The concept of distributing an application as source code seems foreign to many computer users, but it is extremely logical.
It is usually preferable to find a distribution specific package of the application for your distribution first. Only hunt for source code if you have a reason to such as there is no package for your distro, or the source code version is more up to date than the package version.
Distribution Specific Packages
Possibly the two most common packages out there are Debian and Red Hat style packages. There are others such as Slackware, but Debian and Red Hat are probably the most common.
Debian style packages end in the extension .deb and Red Hat style packages end in the extension .rpm. In general, if you are running a Debian-based system (like Ubuntu, Kanotix, or Debian itself) you should look for a *.deb package for the application; if you’re running a Red Hat-style system (like Fedora, SUSE, or Red Hat itself), then you should look for a *.rpm package for the application.
The words ‘In general’ are emphasized above because some distributions have gone so far off the mainstream track of their flavour that this rule does no apply. For example, Ubuntu is a Debian-based distribution and therefore you should be able to use a *.deb package to install an application. However, Ubuntu has strayed so far from the core Debian stream that there are some *.deb packages that won’t work on Ubuntu. Therefore not only do you want to look for a *.deb package for your Ubuntu but you also want to look specifically for an Ubuntu *.deb package. Attempting to install a standard *.deb package may or may not work.

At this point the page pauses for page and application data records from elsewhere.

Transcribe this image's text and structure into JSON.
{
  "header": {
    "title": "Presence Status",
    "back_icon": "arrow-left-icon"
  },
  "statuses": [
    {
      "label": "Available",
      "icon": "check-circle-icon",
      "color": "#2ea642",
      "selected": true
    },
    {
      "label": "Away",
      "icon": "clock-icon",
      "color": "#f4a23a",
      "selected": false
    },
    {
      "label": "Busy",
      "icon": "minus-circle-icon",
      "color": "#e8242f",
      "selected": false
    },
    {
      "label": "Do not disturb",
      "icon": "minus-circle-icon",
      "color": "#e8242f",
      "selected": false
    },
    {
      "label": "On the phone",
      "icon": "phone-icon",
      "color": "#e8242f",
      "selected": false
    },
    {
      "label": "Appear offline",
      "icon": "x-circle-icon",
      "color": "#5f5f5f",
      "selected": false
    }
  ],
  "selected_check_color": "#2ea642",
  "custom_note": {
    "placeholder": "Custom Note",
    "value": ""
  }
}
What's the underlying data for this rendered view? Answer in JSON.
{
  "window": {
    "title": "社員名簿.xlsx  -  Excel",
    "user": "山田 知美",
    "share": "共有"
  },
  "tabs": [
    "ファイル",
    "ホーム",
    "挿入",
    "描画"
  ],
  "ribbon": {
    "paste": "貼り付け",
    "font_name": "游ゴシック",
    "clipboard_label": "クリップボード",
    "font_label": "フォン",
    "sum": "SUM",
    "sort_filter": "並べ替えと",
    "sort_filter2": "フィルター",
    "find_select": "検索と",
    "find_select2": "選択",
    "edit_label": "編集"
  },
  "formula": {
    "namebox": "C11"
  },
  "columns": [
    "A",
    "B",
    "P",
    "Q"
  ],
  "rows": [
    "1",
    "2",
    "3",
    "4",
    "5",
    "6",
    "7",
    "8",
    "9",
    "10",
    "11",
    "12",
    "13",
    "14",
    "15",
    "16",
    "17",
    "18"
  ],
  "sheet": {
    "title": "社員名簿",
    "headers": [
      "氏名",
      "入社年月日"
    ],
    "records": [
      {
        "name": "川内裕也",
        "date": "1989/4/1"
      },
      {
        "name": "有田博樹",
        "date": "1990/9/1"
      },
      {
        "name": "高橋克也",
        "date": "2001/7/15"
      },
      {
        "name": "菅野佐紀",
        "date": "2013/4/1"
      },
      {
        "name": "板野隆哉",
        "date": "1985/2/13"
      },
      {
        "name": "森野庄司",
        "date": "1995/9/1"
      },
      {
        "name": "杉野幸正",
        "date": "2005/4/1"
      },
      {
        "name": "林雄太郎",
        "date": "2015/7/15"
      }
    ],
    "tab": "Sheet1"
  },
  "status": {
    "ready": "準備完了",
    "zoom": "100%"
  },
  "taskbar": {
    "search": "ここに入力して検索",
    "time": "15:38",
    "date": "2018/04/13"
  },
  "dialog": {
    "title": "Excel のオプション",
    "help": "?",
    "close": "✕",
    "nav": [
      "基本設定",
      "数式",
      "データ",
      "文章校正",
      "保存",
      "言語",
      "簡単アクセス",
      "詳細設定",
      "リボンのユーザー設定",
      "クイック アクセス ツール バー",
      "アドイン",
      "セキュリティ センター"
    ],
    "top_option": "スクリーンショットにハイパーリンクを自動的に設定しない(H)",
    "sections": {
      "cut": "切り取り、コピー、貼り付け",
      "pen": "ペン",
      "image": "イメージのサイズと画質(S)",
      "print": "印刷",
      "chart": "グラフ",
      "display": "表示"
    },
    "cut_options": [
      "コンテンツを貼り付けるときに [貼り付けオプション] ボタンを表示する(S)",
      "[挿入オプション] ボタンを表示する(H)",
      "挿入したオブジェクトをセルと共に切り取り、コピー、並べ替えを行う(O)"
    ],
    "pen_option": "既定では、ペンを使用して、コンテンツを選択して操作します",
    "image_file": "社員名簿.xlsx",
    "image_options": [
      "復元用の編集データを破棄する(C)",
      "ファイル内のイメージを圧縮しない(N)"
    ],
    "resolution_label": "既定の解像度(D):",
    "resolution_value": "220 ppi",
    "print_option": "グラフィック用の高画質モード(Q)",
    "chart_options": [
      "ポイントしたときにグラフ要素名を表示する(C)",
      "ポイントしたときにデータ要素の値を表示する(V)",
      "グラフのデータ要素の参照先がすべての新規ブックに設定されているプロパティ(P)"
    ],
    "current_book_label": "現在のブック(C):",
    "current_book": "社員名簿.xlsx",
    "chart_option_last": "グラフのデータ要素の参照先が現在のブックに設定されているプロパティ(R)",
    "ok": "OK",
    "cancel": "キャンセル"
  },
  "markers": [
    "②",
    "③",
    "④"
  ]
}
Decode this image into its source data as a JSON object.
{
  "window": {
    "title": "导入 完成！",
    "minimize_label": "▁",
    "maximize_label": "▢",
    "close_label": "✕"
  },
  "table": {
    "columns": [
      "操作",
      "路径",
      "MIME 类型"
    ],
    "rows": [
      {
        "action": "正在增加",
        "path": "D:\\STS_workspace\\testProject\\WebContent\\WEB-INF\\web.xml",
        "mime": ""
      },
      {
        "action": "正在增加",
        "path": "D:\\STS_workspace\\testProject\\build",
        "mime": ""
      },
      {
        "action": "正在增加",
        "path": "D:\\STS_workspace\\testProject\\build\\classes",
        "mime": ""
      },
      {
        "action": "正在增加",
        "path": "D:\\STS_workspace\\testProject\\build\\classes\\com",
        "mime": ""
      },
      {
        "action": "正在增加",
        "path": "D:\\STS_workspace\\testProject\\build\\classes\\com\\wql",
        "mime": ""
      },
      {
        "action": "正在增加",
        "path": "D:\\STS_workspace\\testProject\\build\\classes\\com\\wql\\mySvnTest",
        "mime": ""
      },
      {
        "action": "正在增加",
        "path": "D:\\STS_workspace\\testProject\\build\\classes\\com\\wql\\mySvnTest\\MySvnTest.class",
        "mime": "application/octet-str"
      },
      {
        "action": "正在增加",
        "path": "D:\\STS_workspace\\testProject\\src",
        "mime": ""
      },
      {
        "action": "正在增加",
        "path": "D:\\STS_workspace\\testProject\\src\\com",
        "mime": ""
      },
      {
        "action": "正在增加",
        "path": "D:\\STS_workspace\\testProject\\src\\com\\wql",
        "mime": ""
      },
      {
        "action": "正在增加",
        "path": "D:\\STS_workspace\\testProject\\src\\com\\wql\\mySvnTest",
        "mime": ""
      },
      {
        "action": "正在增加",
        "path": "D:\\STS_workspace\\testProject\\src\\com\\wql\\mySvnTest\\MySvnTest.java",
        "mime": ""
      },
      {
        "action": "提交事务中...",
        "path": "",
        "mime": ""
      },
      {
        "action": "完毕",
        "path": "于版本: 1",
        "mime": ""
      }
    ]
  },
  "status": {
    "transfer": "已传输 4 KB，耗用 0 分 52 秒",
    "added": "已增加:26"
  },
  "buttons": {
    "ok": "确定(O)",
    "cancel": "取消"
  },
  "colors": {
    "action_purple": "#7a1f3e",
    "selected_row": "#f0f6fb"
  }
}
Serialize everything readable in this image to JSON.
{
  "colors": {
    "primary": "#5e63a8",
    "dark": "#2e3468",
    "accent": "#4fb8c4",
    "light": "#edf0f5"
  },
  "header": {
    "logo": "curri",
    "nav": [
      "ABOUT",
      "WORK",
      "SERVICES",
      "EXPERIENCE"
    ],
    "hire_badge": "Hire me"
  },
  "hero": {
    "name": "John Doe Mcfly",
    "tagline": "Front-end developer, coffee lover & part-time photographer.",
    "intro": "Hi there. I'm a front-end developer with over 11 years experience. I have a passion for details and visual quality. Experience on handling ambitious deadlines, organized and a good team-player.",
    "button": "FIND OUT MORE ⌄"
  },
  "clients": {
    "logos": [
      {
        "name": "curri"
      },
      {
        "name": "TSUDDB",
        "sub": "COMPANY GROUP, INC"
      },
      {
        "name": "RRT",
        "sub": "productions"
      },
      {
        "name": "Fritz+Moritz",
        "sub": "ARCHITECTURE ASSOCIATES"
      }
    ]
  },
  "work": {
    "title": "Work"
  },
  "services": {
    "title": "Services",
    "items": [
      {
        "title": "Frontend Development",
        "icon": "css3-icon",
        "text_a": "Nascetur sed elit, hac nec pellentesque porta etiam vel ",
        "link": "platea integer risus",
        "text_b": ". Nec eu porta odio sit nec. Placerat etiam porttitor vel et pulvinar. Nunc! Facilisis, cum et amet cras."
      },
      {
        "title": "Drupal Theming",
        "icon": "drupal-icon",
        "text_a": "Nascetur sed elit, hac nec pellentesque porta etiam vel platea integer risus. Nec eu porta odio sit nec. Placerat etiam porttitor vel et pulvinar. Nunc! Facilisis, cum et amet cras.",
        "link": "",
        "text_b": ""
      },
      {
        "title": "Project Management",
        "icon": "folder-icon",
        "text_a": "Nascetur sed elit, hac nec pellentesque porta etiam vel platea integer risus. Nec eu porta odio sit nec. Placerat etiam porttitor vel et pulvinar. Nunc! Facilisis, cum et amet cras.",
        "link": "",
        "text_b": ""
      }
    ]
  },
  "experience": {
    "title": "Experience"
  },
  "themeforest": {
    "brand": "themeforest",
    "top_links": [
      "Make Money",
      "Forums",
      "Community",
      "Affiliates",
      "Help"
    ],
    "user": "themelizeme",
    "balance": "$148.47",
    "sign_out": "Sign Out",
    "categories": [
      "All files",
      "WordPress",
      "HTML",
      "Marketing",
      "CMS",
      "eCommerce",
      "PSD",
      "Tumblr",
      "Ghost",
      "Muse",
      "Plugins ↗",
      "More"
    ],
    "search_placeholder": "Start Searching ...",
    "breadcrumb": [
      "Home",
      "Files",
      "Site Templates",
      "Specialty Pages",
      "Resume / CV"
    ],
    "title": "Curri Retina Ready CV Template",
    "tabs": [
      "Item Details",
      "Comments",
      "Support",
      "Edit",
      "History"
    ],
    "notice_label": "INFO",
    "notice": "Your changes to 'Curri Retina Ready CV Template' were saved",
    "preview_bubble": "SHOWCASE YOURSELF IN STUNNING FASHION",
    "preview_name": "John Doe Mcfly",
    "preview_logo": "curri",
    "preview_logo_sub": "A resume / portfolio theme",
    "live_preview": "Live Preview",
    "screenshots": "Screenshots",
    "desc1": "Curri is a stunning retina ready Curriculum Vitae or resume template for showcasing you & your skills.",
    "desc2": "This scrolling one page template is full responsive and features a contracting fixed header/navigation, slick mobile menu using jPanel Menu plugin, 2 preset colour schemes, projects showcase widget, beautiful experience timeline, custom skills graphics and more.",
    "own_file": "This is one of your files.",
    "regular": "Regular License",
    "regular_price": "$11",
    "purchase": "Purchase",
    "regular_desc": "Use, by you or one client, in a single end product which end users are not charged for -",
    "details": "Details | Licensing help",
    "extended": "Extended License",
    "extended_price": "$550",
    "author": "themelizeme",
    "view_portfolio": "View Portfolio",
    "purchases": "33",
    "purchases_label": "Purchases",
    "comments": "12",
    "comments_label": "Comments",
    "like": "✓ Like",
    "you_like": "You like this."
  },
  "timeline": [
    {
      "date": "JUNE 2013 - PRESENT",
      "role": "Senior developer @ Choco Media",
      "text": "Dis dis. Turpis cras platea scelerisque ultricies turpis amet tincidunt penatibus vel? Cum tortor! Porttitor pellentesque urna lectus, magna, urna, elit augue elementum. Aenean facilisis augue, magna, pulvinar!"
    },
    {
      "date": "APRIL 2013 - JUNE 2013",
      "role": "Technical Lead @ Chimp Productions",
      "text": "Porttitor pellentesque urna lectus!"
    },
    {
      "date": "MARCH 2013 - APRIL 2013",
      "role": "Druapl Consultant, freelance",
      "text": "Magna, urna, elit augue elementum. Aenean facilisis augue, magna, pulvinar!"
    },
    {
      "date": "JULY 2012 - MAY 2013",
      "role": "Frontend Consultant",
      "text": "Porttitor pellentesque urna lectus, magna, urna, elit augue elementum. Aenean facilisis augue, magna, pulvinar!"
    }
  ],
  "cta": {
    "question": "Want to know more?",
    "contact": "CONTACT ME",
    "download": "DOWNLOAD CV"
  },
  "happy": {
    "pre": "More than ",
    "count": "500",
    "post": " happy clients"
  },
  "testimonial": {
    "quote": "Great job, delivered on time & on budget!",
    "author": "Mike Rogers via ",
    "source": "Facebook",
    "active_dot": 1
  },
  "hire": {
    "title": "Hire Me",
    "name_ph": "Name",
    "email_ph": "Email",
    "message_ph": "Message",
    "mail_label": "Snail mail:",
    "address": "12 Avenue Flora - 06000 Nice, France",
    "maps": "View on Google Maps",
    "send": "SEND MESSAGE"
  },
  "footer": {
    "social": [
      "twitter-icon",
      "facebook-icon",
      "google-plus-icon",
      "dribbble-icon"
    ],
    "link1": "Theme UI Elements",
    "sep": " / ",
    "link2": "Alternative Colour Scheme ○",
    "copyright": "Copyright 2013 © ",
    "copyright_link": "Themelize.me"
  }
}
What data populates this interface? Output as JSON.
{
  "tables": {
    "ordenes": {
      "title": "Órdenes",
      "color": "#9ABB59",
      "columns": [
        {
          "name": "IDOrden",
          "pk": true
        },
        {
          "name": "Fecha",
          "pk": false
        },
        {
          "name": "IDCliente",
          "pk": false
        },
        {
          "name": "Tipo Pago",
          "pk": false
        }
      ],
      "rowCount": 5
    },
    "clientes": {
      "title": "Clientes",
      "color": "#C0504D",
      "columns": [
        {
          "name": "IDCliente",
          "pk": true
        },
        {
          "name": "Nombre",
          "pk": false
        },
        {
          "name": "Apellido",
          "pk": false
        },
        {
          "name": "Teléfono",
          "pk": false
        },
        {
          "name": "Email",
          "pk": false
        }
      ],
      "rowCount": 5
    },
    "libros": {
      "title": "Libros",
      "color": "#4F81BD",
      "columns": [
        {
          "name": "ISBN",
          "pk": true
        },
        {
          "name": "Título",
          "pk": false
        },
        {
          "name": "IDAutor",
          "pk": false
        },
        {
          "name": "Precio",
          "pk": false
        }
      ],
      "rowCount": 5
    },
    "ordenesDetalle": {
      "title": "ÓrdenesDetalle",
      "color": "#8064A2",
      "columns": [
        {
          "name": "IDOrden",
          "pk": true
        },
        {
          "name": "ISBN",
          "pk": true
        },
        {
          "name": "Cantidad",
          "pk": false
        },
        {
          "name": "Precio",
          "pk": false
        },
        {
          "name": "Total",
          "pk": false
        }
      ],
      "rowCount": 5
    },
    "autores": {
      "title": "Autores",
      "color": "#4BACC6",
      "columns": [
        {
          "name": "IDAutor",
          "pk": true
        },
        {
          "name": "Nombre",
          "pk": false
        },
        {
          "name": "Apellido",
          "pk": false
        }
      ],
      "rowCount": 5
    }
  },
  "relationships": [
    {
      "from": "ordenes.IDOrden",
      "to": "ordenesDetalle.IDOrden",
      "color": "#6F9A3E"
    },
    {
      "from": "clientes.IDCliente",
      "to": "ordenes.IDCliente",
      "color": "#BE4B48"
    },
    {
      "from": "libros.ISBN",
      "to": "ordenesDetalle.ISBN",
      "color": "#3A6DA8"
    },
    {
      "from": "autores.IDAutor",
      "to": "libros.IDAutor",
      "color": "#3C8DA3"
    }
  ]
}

I am not picking on Ubuntu – this same situation exists for many distros.
You may also have some luck grabbing the proper *.deb or *.rpm from your package manager.
In the terminal window of a Debian-based system (as root), type:
apt-get install application_name
In the terminal window of a Red Hat-based system (as root), type:
yum install application_name
If you’re successful, the application will download and install itself and you’re done.
Source code is generally distributed as a tar archive which is usually referred to as a ‘tarball’. The advantage of compiling source code over installing a package is that the application will be built to your specific system. The disadvantage is that your system may not have all of the dependent packages that it requires in order to actually install or run the application. The activity of trying to install any required dependencies for an application is sometimes referred to as ‘dependency hell’ because it can be quite labourious.
Tarballs are generally archived in one of two ways: BZipped (usually has an extension of tar.bz or .tbz) or GZipped (usually has an extension of either .tar.gz or .tgz)
In general, the following steps are used to install a tarball:
- For a GZipped tarball: tar –zxvf filename.tar.gz (or filename.tgz)
- For a BZipped tarball: tar jzvf filename.tar.bz (or filename.tbz)
- (as root) make install
The configure stage is where your system is queried to see if it has all the dependent files. The make stage is where the executable is actually compiled, and the make install stage is when the completed application is installed onto your system. Generally if you make it past the configure then you’re probably going to be OK.